§ **Required action**: Using the data below, gather each line that includes the word "Tamaño".

§ **Task input**:
○ ○ ○

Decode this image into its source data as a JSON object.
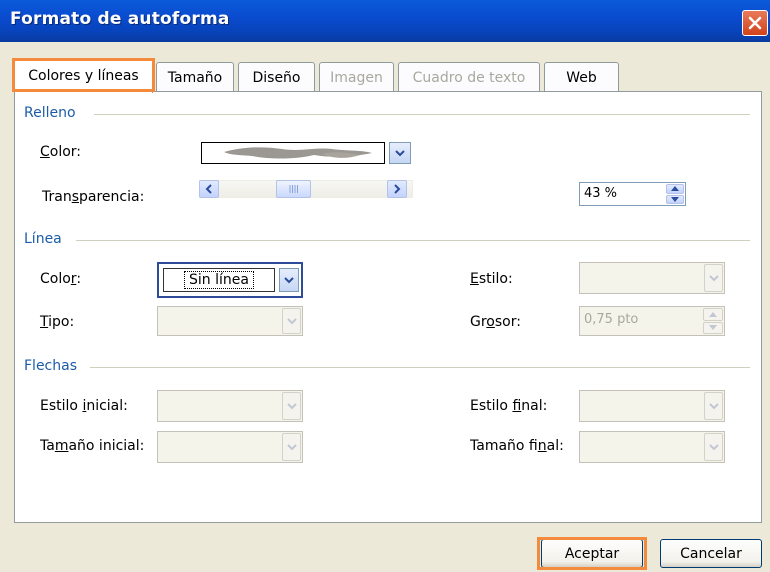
{
  "window": {
    "title": "Formato de autoforma"
  },
  "tabs": [
    {
      "label": "Colores y líneas",
      "state": "active"
    },
    {
      "label": "Tamaño",
      "state": "enabled"
    },
    {
      "label": "Diseño",
      "state": "enabled"
    },
    {
      "label": "Imagen",
      "state": "disabled"
    },
    {
      "label": "Cuadro de texto",
      "state": "disabled"
    },
    {
      "label": "Web",
      "state": "enabled"
    }
  ],
  "relleno": {
    "title": "Relleno",
    "color_label": "Color:",
    "transparency_label": "Transparencia:",
    "transparency_value": "43 %",
    "transparency_fraction": 0.43
  },
  "linea": {
    "title": "Línea",
    "color_label": "Color:",
    "color_value": "Sin línea",
    "tipo_label": "Tipo:",
    "estilo_label": "Estilo:",
    "grosor_label": "Grosor:",
    "grosor_value": "0,75 pto"
  },
  "flechas": {
    "title": "Flechas",
    "estilo_inicial_label": "Estilo inicial:",
    "tamano_inicial_label": "Tamaño inicial:",
    "estilo_final_label": "Estilo final:",
    "tamano_final_label": "Tamaño final:"
  },
  "buttons": {
    "ok": "Aceptar",
    "cancel": "Cancelar"
  },
  "colors": {
    "titlebar": "#0a4bd0",
    "section_title": "#1c5ca8",
    "highlight": "#f48a3c",
    "dialog_bg": "#ece9d8"
  }
}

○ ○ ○

§ **Expected answer**:
      "label": "Tamaño",
    "tamano_inicial_label": "Tamaño inicial:",
    "tamano_final_label": "Tamaño final:"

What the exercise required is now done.